§ **Brief**
Every entry must be printed again exactly, with nothing left out.

§ **Task data**
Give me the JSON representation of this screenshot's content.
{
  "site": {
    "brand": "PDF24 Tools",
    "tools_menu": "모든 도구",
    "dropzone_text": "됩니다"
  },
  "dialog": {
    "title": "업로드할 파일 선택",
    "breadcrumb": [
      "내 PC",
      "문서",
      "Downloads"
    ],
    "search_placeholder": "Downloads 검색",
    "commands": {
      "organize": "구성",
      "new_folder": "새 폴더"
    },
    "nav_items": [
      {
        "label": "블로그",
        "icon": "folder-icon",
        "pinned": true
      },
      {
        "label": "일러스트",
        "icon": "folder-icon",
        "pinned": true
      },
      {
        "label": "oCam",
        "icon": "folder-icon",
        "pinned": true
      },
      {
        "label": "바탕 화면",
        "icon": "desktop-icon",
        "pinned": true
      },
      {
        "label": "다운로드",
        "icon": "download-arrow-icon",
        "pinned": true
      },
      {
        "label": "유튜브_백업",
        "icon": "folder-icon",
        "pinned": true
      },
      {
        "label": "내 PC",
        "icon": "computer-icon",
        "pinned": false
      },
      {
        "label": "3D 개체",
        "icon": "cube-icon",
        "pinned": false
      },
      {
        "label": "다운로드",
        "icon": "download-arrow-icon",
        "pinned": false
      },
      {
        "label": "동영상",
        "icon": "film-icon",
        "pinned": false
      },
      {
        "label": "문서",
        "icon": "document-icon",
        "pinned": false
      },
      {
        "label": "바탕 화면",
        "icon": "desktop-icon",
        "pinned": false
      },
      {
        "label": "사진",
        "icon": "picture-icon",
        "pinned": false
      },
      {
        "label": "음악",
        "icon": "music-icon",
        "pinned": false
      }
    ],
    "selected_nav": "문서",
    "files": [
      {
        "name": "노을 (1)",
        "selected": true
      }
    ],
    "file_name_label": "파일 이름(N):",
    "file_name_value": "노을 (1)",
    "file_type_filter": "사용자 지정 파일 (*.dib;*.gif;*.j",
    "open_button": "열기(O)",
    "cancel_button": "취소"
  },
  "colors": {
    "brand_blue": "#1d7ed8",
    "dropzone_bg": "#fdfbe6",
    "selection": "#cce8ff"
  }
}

§ **Expected answer**
Give me the JSON representation of this screenshot's content.
{
  "site": {
    "brand": "PDF24 Tools",
    "tools_menu": "모든 도구",
    "dropzone_text": "됩니다"
  },
  "dialog": {
    "title": "업로드할 파일 선택",
    "breadcrumb": [
      "내 PC",
      "문서",
      "Downloads"
    ],
    "search_placeholder": "Downloads 검색",
    "commands": {
      "organize": "구성",
      "new_folder": "새 폴더"
    },
    "nav_items": [
      {
        "label": "블로그",
        "icon": "folder-icon",
        "pinned": true
      },
      {
        "label": "일러스트",
        "icon": "folder-icon",
        "pinned": true
      },
      {
        "label": "oCam",
        "icon": "folder-icon",
        "pinned": true
      },
      {
        "label": "바탕 화면",
        "icon": "desktop-icon",
        "pinned": true
      },
      {
        "label": "다운로드",
        "icon": "download-arrow-icon",
        "pinned": true
      },
      {
        "label": "유튜브_백업",
        "icon": "folder-icon",
        "pinned": true
      },
      {
        "label": "내 PC",
        "icon": "computer-icon",
        "pinned": false
      },
      {
        "label": "3D 개체",
        "icon": "cube-icon",
        "pinned": false
      },
      {
        "label": "다운로드",
        "icon": "download-arrow-icon",
        "pinned": false
      },
      {
        "label": "동영상",
        "icon": "film-icon",
        "pinned": false
      },
      {
        "label": "문서",
        "icon": "document-icon",
        "pinned": false
      },
      {
        "label": "바탕 화면",
        "icon": "desktop-icon",
        "pinned": false
      },
      {
        "label": "사진",
        "icon": "picture-icon",
        "pinned": false
      },
      {
        "label": "음악",
        "icon": "music-icon",
        "pinned": false
      }
    ],
    "selected_nav": "문서",
    "files": [
      {
        "name": "노을 (1)",
        "selected": true
      }
    ],
    "file_name_label": "파일 이름(N):",
    "file_name_value": "노을 (1)",
    "file_type_filter": "사용자 지정 파일 (*.dib;*.gif;*.j",
    "open_button": "열기(O)",
    "cancel_button": "취소"
  },
  "colors": {
    "brand_blue": "#1d7ed8",
    "dropzone_bg": "#fdfbe6",
    "selection": "#cce8ff"
  }
}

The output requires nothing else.